From the sunniest part of Britain, the Isle of Wight, comes the report of a youngster suffering from vitamin D deficiency.
When Tyler Attrill did not recover from an operation on her leg, her doctors suspected that it could be a case of a lack of the sunshine vitamin. When her mother, Lisa was questioned, they discovered that she, fearing the threat of cancer would smother her daughter with factor 50 sun protection. A course of multi-vitamin tablets have brought the vitamin level to normalcy, saving her from the threat of rickets.
Professor Nicholas Clarke, of Southampton General Hospital who has examined more than 200 children from Southampton for the lack of vitamin D, compares the existing situation to 17th
century England, where poor nutrition and unhealthy lifestyles led children to suffer from weak and bowed bones, bowed legs and curvature of the spine that characterized rickets. He says, "This is a problem of lifestyle in children across the social classes." The disease has returned after eighty years, when it was thought to have been eradicated, because of poor diet and lifestyle.

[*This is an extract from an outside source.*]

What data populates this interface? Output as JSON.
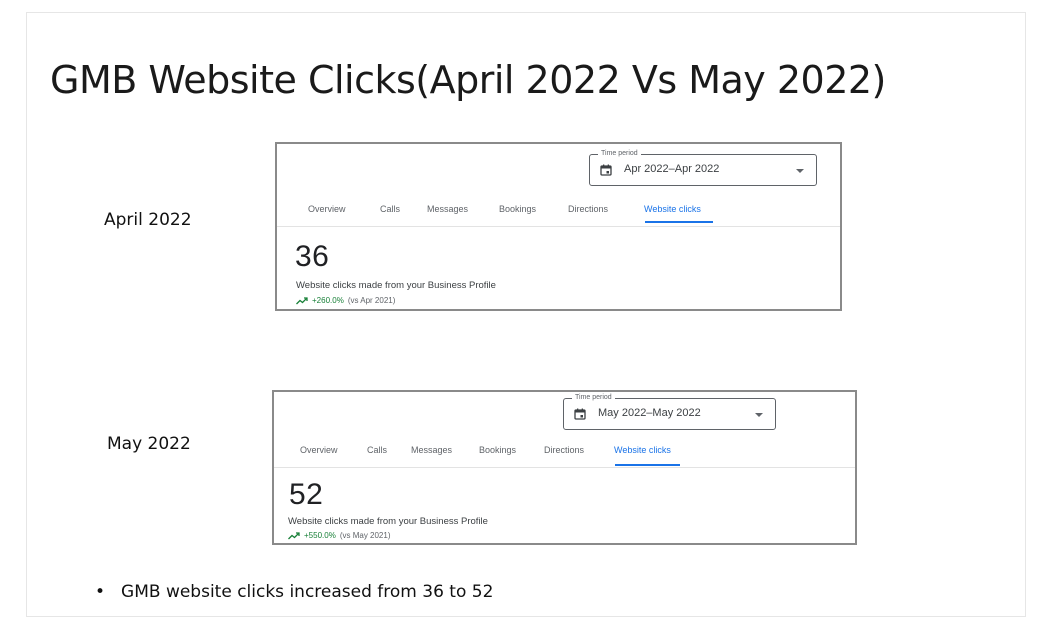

Just 20-30 minutes of direct sunshine a day, five days a week, is necessary to maintain healthy levels of vitamin D. Ed Yong, head of health information and evidence at Cancer Research UK states, "When it comes to sun exposure, little and often is best."
Experts are counseling parents not to be obsessively afraid of sunshine but allow their children out without sun lotion for at least 10 minutes three days a week. Dark-skinned communities need even more sunshine.
The secret is to find a balance.